I set up a tank to house James Wisemans corals and fish while he moves to Houston. I had a few pieces of live rock in that tank, and over the past few nights, I have moved sixteen adult Berghia off the glass from ones which were living in that rock. And this is rock that was long cleared of Aiptasia, too! They are getting quite pale .. last nights "crop" must have been quite hungry. I really have no idea how many I have, but I do know that Aiptasia populations are declining rapidly and Berghia are climbing. I would surmise I have seventy or more...could be much more, I doubt it is less.

Now..two caveats...first, don't expect miracles. I have watched adult Aiptasia spit of several dozen pedal lacerates in a couple of days...the Berghia eat all the little ones first, then go after the parents (who continue to lacerate until they are eaten). I have been at this for three or four months and have really only cleared out about sixty pounds of live rock...yeah, that's pretty good, but the rock is TOTALLY devoid of aiptaisa...I am not seeing new little ones I "missed" reappearing. And the Berghias never get full! LOL.

Second, there is a dilemma I have yet to resolve. Since these guys dwell in the rock, what do you do? If you let them clean off rock totally, they will die. If you move clean live rock (with Berghias in there somewhere) to "aiptasia tanks", do you want to take the risk that the clean rock will get repopulated? Its heartbreaking to think of, as the sight of "no-aiptasia-live rock" is a joyous thing! I want to move it to a perfectly aiptasia free area until all the rocks are clean...but what of the Berghias on that rock? You can't get to them, except by moving them off the glass if they show up there? Do you sacrifice them? what a waste! Or do you move aiptasia live rock in with the clean rock/Berghia tank? If you do (as I have been doing), some Aiptaisia will let loose or get on the "clean rock"...and what if the Berghias miss those, since they hang out on the rock where there are large populations of Aiptasia? And, at least in my case, I cannot physically fit all my live rock into those couple tanks...even if I could, what do you do about providing rock for your tanks with fish and shrimp and stuff in there if you move it into the "Berghia clearing" tanks? Do you replace it with the "cleaned off" rock? If you do, what will happen with the Berghia on those rocks? They will starve. Also, will the fish and shrimp really eat them when they get to be the size they are now, fully grown with lots of stored nematocysts? Since they are nocturnal, I am still seeing Berghias in the tank I set up for James with tangs and cardinalfish in there...would they last if there were aiptasia present? I don't know yet. But I'll tell you, I have had worse problems that to keep enough aiptasia around is not something I have previously spent much time pondering...LOL

Anyway, it can be done, folks...and it works, and it is very cool.
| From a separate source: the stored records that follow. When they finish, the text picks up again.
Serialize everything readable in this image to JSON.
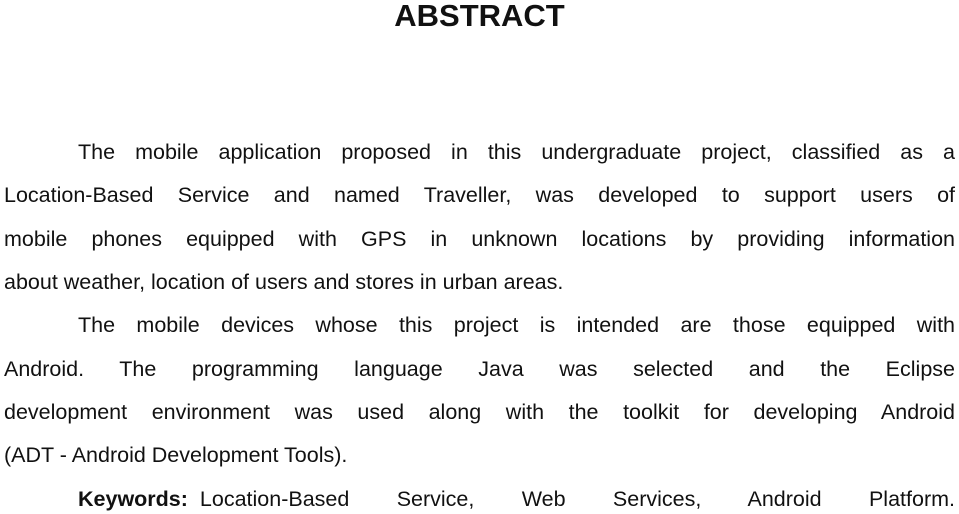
{
  "document": {
    "title": "ABSTRACT",
    "paragraph1_lines": [
      "The mobile application proposed in this undergraduate project, classified as a",
      "Location-Based Service and named Traveller, was developed to support users of",
      "mobile phones equipped with GPS in unknown locations by providing information",
      "about weather, location of users and stores in urban areas."
    ],
    "paragraph2_lines": [
      "The mobile devices whose this project is intended are those equipped with",
      "Android. The programming language Java was selected and the Eclipse",
      "development environment was used along with the toolkit for developing Android",
      "(ADT - Android Development Tools)."
    ],
    "keywords_label": "Keywords:",
    "keywords_text": "Location-Based Service, Web Services, Android Platform."
  }
}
Like Ron Shimek said to me in an email, though, we have population ecology questions...they are inverse predator prey relationships...i.e, aiptasia goes down, Berghia goes up, and then Berghias starve...a few aiptasia that got missed is all you need to repopulate a tank...and thus far, I have been avoiding this by keeping densities high so that the aiptasia are gone gone gone with so many Berghias...what happens in a big tank with a couple of Berghia only? I suspect that this will not have positive results...I suspect there is every chance that a couple of Berghia in a large tank will never find the few straggling Aiptasia, much as Ron found out. So, they do work, but there are some logistical things that will need to be addressed, unless, of course, you can raise a couple hundred Berghia separately and then let them all loose in a tank...odds would be in your favour then. Or, if you can do as I have done successfully so far, and keep them locally high.

Oh yeah, FWIW, Morgan says (and the journals confirm) that raising Berghia in an unaerated container causes the eggs, once hatched, to largely bypass the pelagic stage, and they go straight to the crawling/eating stage. I did not do this, nor can I say if it would work better or worse...maybe he can address that better.
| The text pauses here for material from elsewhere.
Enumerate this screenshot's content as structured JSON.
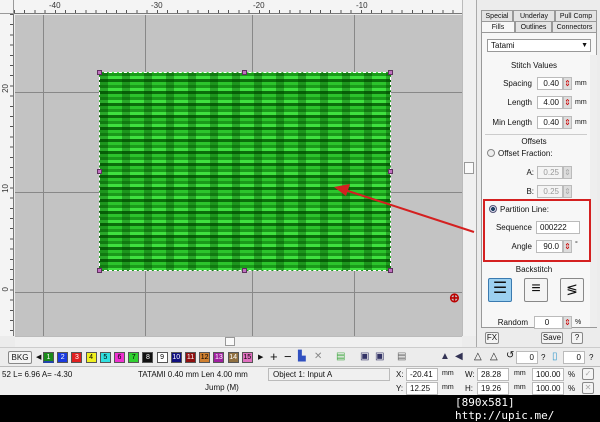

So, there you have it .. the secret of my far.

Created by liquid
Last modified 2006-11-24 18:40